It’s not the first destination tourists flock to. However, a few years ago Gimenez became famous.
Or, rather, infamous.
In 2012, she tried to restore a fresco depicting a suffering Jesus Christ. It’s called Ecce Homo. Behold The Man.
Behold Gimenez, who may not be the finest artist in the world.
She isn’t a professional. She is, however, a profound devotee of the Sanctuary of Mercy Church, where the fresco was displayed.
She saw that it needed restoration and thought she knew how to do it. After all, she’d painted a few landscapes in her time. She really was simply trying to help.What she ended up perpetrating was an image not unlike a cross between a narcoleptic monkey and one of the overly sensitive prehistoric men in those Geico ads.
And a potato.She blamed paint that ran. She said the work was unfinished.However, what she’d restored had already reached shocked human eyes. And you know what happens when human eyes are shocked, don’t you? Yes, the humans contact the media.So it was that Cecilia Gimenez became known as the woman who had destroyed a fresco of Christ.
The family of the original artist was outraged.
There’s something about outrage, though, isn’t there? We’re fascinated by it. We want to witness it. We want to participate in it.
So it was, as the Daily Mail relates it, that the Sanctuary of Mercy Church in Borja became a tourist attraction.
People flocked to see what was less the Mona Lisa and more beyond appeasing.
They even paid an entrance fee. Churches have long been known to have an enterprising bent. Have you seen some of the fancy vestments they wear?
Suddenly, Cecilia Gimenez, who is now 82 years old, was being stopped in the street.
The tourists didn’t want to berate her. They just wanted to meet her. They just wanted to touch the hem of her being. Soon, she was offered the chance to hold an art exhibition.
And then the family of the original painter launched a court case. They wanted the painting properly restored. This grotesque rehash surely couldn’t be allowed to live.
Wait, but it was making money for the church. And, indeed, for the whole of Borja.
After much legal wrangling, the painting stayed as Gimenez left it.
She got a little bonus. The court rules she now owned 49 percent of the copyright to the biggest tourism attraction in Borja.
There are small lessons to be learned here. Sometimes being told that you’re useless by so-called experts doesn’t mean you’re useless at all.
Sometimes, releasing an unfinished or even apparently poor product into the outside world might bring consequences that you could never imagine. Sometimes, they’re positive.
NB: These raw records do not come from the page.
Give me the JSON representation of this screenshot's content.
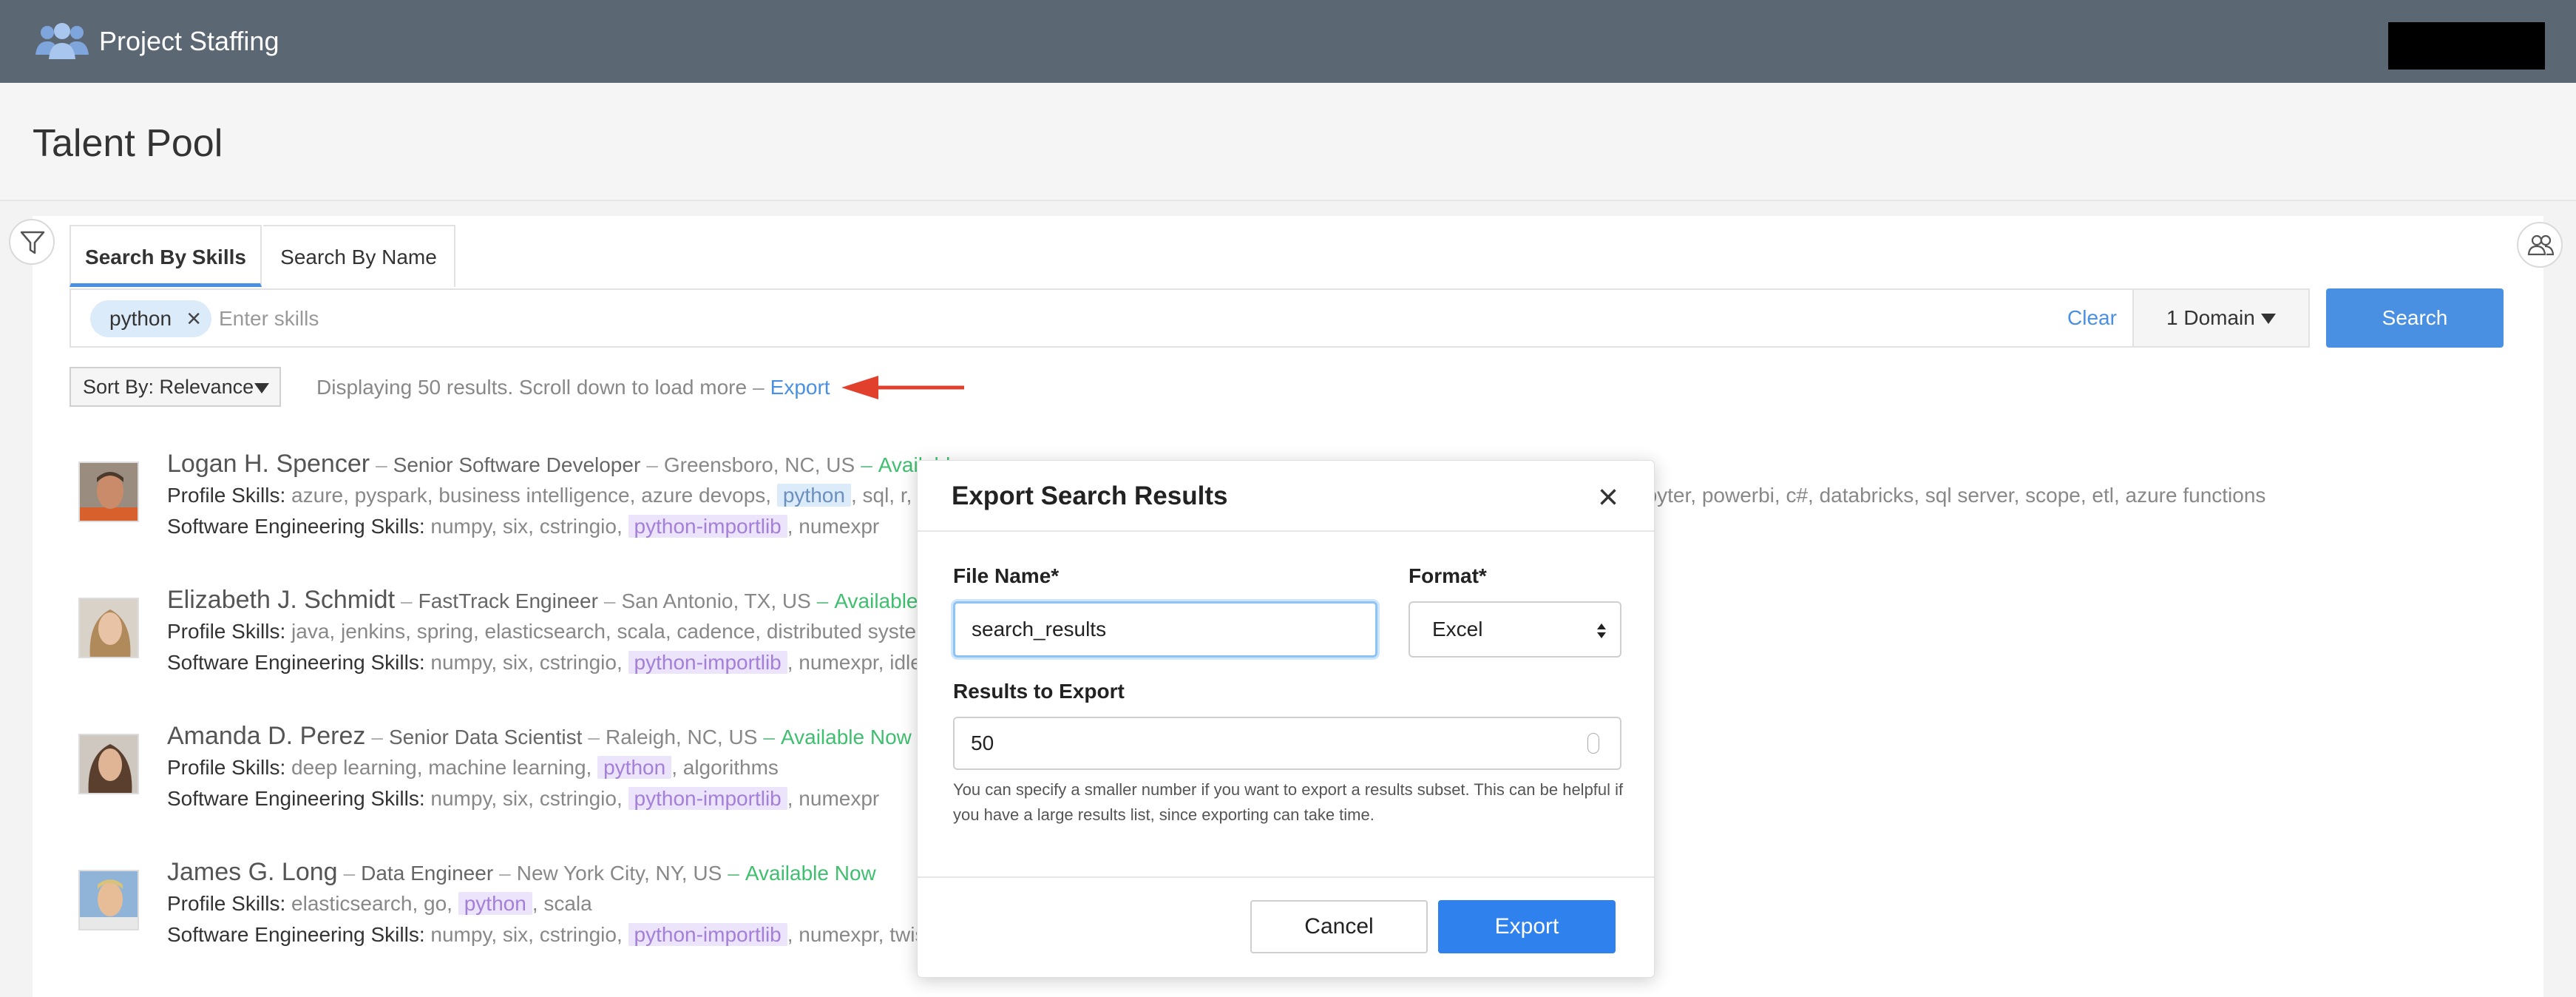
{
  "app": {
    "title": "Project Staffing"
  },
  "page": {
    "title": "Talent Pool"
  },
  "tabs": [
    {
      "label": "Search By Skills",
      "active": true
    },
    {
      "label": "Search By Name",
      "active": false
    }
  ],
  "search": {
    "chip": "python",
    "placeholder": "Enter skills",
    "clear_label": "Clear",
    "domain_label": "1 Domain",
    "search_label": "Search"
  },
  "results": {
    "sort_label": "Sort By: Relevance",
    "info": "Displaying 50 results. Scroll down to load more",
    "export_link": "Export"
  },
  "candidates": [
    {
      "name": "Logan H. Spencer",
      "role": "Senior Software Developer",
      "location": "Greensboro, NC, US",
      "availability": "Available ",
      "profile_label": "Profile Skills:",
      "profile_before": "azure, pyspark, business intelligence, azure devops,",
      "profile_tag": "python",
      "profile_after": ", sql, r, pow",
      "profile_right": "upyter, powerbi, c#, databricks, sql server, scope, etl, azure functions",
      "se_label": "Software Engineering Skills:",
      "se_before": "numpy, six, cstringio,",
      "se_tag": "python-importlib",
      "se_after": ", numexpr"
    },
    {
      "name": "Elizabeth J. Schmidt",
      "role": "FastTrack Engineer",
      "location": "San Antonio, TX, US",
      "availability": "Available si",
      "profile_label": "Profile Skills:",
      "profile_before": "java, jenkins, spring, elasticsearch, scala, cadence, distributed systems, z",
      "profile_tag": "",
      "profile_after": "",
      "se_label": "Software Engineering Skills:",
      "se_before": "numpy, six, cstringio,",
      "se_tag": "python-importlib",
      "se_after": ", numexpr, idle,"
    },
    {
      "name": "Amanda D. Perez",
      "role": "Senior Data Scientist",
      "location": "Raleigh, NC, US",
      "availability": "Available Now",
      "profile_label": "Profile Skills:",
      "profile_before": "deep learning, machine learning,",
      "profile_tag": "python",
      "profile_after": ", algorithms",
      "se_label": "Software Engineering Skills:",
      "se_before": "numpy, six, cstringio,",
      "se_tag": "python-importlib",
      "se_after": ", numexpr"
    },
    {
      "name": "James G. Long",
      "role": "Data Engineer",
      "location": "New York City, NY, US",
      "availability": "Available Now",
      "profile_label": "Profile Skills:",
      "profile_before": "elasticsearch, go,",
      "profile_tag": "python",
      "profile_after": ", scala",
      "se_label": "Software Engineering Skills:",
      "se_before": "numpy, six, cstringio,",
      "se_tag": "python-importlib",
      "se_after": ", numexpr, twist"
    }
  ],
  "modal": {
    "title": "Export Search Results",
    "close": "×",
    "file_label": "File Name*",
    "file_value": "search_results",
    "format_label": "Format*",
    "format_value": "Excel",
    "results_label": "Results to Export",
    "results_value": "50",
    "help": "You can specify a smaller number if you want to export a results subset. This can be helpful if you have a large results list, since exporting can take time.",
    "cancel": "Cancel",
    "export": "Export"
  },
  "colors": {
    "topbar": "#5c6774",
    "accent": "#4a90e2",
    "available": "#3fbf6f",
    "arrow": "#e0402c",
    "primary_button": "#2f82ee"
  }
}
And sometimes, just retaining a touch of your own integrity — however much others might decry it — can bring you peace.
Gimenez now seems to be very much at peace. Her work appears on T-shirts and wine bottles.
They say that God works in mysterious ways. People do too.
The things that move them might not be the things that experts say should move them.
But what do experts know? Less than they think, I fear.